More than half of Americans believe that weather in the United States has gotten worse over the past several years, and even more say they believe that global warming is affecting U.S. weather, a new report finds.

The data come from the Yale University Project on Climate Change Communication, which tracks Americans' opinions about climate change over time. About 63 percent of Americans said they believed that global warming is occurring, essentially unchanged from 64 percent in the last survey in May 2011. Half of Americans said that humans contribute to climate change, a slight increase of 3 percentage points since May.

For the first time this November, the researchers asked a nationally representative sample of 1,000 Americans whether they believe that weather has been changing over the last several years.
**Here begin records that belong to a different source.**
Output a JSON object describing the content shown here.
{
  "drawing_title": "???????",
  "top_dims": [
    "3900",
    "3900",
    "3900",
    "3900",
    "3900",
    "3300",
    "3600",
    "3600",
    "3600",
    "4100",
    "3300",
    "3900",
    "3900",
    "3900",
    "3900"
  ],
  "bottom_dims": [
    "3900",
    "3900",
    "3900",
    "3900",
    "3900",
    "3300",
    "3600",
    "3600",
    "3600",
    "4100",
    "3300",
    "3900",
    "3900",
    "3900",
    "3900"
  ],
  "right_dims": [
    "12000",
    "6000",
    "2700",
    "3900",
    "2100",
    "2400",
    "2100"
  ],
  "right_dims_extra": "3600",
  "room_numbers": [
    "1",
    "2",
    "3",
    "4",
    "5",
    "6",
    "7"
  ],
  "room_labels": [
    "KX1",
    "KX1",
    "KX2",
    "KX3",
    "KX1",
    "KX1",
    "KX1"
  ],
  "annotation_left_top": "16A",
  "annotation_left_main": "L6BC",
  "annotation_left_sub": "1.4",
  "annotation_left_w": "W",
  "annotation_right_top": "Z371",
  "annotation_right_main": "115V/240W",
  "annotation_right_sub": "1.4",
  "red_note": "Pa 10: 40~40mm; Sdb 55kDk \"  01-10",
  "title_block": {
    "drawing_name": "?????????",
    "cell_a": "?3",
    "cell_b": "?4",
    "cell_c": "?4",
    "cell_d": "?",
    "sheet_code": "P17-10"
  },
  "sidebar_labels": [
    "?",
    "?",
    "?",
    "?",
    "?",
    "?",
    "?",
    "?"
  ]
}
About 40 percent said no, while 56 percent said that weather seems to be getting worse. (Three percent said weather is improving.) In a separate question, 65 percent of Americans said climate change is affecting global warming.

When asked about specific weather events, 67 percent of Americans strongly or somewhat strongly agreed that record-high temperatures in the U.S. in 2011 could be linked to climate change. Sixty-five percent said the same of the 2011 drought in Texas and Oklahoma. Sixty percent linked climate change to both the Mississippi River floods of spring 2011 and the record snowfalls in the U.S. in 2010 and 2011. Likewise, 57 percent said that Hurricane Irene, which hit the East Coast in late August, was worsened by climate change.

"Americans are beginning to think about this issue in what I would argue is a new frame," Anthony Leiserowitz, the director of the Yale climate change communication group, told LiveScience. "Global warming has historically been seen as a distant problem, distant in time, meaning the impacts wouldn't be felt for a generation or more, and distant in space, meaning that the impacts are primarily going to affect polar bears and poor people in Bangladesh. Americans are beginning to think that climate change actually may be affecting us right here in the U.S. here and now."

Americans were even willing to attribute non-weather events to climate change: Forty-six percent said they thought global warming might have made last summer's East Coast earthquake worse. Climate change can indirectly cause earthquakes in places like Greenland where melting ice is rapidly changing the load on Earth's crust, but it's highly unlikely that Virginia's quake had anything to do with climate, Leiserowitz said. Nonetheless, he said, some Americans may be associating news they've read about melting ice causing earthquakes with the Virginia quake. Others may simply be confused.

"By and large, most people lack a detailed understanding of climate change, how it works, what the causes are, what the impacts are likely to be and so on, so it's not that surprising that Americans confuse it with lots of other things," Leiserowitz said. "For example, we know that they also confuse it with the ozone hole."

Perceptions about climate affecting weather may be more scientifically based, however. Linking specific weather events to climate change is tricky business, but climate scientists do expect more large winter storms in a warming world. A report last month by the world's leading climate change group, the Intergovernmental Panel on Climate Change, likewise found that global warming will bring more heat waves and droughts in some places.

You can follow LiveScience senior writer Stephanie Pappas on Twitter @sipappas. Follow LiveScience for the latest in science news and discoveries on Twitter @livescience and on Facebook.

Stephanie Pappas

Stephanie Pappas is a contributing writer for Live Science covering topics from geoscience to archaeology to the human brain and behavior. A freelancer based in Denver, Colorado, she also regularly contributes to Scientific American and The Monitor, the monthly magazine of the American Psychological Association. Stephanie received a bachelor's degree in psychology from the University of South Carolina and a graduate certificate in science communication from the University of California, Santa Cruz.